TASK TO CARRY OUT » Whenever a line in the entries below contains "Dynamic", copy that line.
-- Opening Marker --
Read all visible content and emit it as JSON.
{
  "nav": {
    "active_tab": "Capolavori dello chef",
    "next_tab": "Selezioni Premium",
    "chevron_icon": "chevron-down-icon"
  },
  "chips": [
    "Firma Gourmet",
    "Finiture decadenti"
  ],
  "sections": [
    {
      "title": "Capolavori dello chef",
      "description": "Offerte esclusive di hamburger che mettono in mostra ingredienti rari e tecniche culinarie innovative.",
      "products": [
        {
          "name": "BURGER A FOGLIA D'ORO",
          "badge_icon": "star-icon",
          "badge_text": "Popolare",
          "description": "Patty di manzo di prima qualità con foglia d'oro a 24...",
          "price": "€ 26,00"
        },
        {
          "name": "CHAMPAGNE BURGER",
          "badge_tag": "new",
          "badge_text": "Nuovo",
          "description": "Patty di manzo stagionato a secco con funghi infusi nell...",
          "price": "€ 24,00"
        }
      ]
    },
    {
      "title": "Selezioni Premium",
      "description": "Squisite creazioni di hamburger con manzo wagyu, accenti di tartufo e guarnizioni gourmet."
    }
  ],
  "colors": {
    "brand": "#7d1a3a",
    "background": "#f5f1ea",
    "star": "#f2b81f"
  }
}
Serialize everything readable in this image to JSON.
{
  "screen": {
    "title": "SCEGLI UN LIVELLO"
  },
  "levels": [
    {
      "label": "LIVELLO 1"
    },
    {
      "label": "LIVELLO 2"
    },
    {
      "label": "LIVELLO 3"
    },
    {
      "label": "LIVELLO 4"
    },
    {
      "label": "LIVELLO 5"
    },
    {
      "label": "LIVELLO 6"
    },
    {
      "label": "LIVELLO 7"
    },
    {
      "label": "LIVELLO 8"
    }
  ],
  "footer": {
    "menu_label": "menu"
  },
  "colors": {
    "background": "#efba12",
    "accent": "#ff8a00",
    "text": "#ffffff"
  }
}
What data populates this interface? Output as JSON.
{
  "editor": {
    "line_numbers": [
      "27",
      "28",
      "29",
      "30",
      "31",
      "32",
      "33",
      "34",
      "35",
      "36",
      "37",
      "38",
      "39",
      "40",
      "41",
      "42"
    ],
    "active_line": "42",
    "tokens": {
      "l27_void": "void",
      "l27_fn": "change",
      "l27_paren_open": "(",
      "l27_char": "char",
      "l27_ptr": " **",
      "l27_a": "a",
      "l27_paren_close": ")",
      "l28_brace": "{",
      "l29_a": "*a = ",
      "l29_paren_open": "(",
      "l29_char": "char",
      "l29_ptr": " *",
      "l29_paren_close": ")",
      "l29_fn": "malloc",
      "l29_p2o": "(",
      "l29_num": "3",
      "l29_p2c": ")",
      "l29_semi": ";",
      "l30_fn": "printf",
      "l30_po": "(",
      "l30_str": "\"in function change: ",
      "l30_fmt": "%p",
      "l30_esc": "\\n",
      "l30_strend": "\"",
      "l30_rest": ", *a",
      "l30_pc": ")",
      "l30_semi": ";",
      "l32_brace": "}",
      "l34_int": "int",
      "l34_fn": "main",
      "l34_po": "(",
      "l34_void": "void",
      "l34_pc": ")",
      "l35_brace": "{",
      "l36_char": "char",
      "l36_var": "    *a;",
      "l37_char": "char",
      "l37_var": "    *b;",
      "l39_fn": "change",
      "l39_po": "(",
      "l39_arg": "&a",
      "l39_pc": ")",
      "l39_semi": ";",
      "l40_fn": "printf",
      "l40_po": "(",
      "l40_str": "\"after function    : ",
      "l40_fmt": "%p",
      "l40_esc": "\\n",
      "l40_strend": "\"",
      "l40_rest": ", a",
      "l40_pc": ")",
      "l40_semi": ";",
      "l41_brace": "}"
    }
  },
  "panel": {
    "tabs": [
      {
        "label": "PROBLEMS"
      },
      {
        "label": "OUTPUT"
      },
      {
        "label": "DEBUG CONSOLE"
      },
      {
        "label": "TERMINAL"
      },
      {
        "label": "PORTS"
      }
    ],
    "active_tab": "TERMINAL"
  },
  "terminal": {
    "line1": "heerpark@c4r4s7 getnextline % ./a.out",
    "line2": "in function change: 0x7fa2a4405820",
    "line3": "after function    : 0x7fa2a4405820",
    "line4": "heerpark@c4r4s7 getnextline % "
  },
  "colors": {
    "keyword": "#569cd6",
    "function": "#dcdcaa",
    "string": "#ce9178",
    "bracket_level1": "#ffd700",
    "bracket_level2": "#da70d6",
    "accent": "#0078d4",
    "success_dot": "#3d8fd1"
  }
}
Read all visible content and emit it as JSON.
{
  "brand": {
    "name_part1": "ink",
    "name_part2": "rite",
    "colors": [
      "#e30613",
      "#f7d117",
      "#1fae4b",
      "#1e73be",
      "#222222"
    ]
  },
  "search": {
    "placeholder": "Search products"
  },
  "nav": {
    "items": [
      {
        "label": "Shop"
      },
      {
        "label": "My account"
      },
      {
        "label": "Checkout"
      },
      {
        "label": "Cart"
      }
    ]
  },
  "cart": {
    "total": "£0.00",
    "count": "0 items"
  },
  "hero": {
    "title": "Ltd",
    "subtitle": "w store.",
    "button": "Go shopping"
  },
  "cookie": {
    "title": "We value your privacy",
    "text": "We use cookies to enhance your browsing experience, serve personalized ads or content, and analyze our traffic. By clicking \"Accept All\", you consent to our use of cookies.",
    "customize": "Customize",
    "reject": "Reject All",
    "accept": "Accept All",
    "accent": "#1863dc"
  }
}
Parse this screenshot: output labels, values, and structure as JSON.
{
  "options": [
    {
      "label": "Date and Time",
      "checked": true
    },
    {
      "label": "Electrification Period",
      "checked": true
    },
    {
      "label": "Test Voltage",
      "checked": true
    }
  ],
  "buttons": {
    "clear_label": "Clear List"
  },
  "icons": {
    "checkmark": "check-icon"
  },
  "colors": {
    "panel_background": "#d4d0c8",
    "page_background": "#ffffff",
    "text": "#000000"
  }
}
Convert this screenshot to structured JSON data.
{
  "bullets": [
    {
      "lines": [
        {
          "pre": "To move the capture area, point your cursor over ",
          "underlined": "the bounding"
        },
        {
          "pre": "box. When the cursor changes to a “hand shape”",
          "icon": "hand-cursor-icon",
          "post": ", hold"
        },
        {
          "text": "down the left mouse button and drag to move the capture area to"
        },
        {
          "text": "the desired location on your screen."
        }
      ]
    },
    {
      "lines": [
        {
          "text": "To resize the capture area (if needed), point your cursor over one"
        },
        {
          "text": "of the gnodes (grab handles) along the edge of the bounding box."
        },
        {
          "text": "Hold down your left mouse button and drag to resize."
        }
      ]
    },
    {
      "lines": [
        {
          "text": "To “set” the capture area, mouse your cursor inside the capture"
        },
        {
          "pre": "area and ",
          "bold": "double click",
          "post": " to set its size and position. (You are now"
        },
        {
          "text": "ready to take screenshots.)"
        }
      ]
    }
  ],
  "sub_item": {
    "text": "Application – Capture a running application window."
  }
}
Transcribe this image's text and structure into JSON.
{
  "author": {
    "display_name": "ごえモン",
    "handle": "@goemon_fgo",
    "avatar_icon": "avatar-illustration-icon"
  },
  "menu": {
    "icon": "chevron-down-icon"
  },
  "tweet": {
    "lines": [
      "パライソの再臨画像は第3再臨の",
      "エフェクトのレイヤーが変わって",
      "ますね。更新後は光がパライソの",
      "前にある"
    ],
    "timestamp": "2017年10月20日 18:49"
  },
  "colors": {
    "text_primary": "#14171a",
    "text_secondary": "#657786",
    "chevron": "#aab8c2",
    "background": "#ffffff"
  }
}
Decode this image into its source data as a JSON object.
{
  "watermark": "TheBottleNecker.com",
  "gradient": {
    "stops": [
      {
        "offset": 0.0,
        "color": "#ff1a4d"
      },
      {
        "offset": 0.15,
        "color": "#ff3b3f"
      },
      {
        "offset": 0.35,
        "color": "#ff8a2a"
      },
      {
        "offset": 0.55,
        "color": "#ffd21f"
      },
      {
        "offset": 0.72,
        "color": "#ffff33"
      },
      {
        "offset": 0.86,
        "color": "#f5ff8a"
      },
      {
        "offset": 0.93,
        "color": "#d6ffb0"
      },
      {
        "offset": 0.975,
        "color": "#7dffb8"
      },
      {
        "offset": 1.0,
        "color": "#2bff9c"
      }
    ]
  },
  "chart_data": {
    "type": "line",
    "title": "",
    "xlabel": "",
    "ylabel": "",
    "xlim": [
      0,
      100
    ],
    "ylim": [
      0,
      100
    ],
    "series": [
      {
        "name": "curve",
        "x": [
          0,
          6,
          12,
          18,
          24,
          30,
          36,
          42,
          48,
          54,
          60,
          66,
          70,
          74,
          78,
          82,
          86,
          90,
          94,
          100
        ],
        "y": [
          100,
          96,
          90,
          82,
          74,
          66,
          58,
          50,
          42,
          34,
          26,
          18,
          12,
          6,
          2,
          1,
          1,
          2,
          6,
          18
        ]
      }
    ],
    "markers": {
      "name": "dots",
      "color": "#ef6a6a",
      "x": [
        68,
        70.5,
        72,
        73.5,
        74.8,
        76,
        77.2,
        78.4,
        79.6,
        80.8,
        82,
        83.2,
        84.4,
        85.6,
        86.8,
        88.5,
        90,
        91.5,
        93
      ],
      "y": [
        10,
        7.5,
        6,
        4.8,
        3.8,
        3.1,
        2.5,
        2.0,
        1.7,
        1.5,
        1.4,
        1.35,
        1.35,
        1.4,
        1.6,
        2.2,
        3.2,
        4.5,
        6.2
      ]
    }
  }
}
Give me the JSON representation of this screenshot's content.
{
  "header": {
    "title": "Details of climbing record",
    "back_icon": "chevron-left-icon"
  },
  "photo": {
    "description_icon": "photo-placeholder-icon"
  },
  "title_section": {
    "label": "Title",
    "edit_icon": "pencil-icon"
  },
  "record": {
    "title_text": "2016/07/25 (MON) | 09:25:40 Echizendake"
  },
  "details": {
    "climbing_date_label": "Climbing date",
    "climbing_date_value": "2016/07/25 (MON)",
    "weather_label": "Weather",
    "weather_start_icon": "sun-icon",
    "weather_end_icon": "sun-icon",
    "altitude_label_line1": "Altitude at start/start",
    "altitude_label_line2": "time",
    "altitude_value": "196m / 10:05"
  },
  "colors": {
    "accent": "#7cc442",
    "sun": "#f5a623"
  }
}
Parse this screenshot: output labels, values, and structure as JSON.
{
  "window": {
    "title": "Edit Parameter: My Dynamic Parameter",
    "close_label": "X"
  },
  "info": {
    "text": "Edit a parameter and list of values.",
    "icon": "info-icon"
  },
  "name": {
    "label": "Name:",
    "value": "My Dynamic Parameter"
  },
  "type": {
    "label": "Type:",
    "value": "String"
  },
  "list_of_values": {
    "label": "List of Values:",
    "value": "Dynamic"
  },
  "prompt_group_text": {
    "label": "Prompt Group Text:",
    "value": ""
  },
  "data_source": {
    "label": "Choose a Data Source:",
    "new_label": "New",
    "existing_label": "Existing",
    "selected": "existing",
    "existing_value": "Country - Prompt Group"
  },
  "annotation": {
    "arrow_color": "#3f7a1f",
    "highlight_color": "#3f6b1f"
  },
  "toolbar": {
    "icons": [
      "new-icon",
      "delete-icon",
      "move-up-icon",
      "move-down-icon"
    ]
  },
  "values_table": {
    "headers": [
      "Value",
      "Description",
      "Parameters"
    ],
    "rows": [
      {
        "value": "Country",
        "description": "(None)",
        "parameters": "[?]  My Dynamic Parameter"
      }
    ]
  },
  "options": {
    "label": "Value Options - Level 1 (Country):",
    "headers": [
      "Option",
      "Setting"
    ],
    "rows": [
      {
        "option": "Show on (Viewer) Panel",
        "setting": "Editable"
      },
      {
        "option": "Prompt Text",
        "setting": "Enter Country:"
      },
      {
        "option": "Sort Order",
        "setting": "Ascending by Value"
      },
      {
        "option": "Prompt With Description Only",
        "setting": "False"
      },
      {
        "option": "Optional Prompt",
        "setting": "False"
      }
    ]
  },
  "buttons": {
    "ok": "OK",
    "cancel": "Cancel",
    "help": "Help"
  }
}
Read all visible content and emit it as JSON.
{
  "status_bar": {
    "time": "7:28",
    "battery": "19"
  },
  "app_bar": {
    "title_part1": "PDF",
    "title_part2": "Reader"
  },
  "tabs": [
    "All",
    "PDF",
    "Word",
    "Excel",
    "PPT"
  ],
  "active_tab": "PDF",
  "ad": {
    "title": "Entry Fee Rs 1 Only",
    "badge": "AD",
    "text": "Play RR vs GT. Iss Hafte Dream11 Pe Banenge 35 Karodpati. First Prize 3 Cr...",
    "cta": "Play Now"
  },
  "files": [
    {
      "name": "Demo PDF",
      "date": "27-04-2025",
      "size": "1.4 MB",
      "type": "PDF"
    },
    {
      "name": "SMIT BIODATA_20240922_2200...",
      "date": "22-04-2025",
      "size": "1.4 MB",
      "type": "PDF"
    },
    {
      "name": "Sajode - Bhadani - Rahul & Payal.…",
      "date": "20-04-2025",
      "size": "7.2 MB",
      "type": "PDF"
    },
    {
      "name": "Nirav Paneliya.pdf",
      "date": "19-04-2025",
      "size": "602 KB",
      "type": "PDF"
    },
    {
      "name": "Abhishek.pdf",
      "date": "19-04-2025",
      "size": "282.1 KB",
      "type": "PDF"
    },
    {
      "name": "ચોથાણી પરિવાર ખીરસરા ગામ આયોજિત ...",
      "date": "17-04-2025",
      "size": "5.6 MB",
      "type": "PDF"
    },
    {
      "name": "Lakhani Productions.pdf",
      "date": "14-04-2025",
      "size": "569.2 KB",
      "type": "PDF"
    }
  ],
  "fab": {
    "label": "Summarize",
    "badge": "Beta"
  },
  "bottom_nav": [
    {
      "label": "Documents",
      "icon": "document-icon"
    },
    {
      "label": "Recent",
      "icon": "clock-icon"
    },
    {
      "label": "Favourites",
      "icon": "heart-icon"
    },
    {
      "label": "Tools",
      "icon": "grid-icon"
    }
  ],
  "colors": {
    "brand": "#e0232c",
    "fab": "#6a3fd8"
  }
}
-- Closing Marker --
PROBLEM SOLUTION »
    "title": "Edit Parameter: My Dynamic Parameter",
    "value": "My Dynamic Parameter"
    "value": "Dynamic"
        "parameters": "[?]  My Dynamic Parameter"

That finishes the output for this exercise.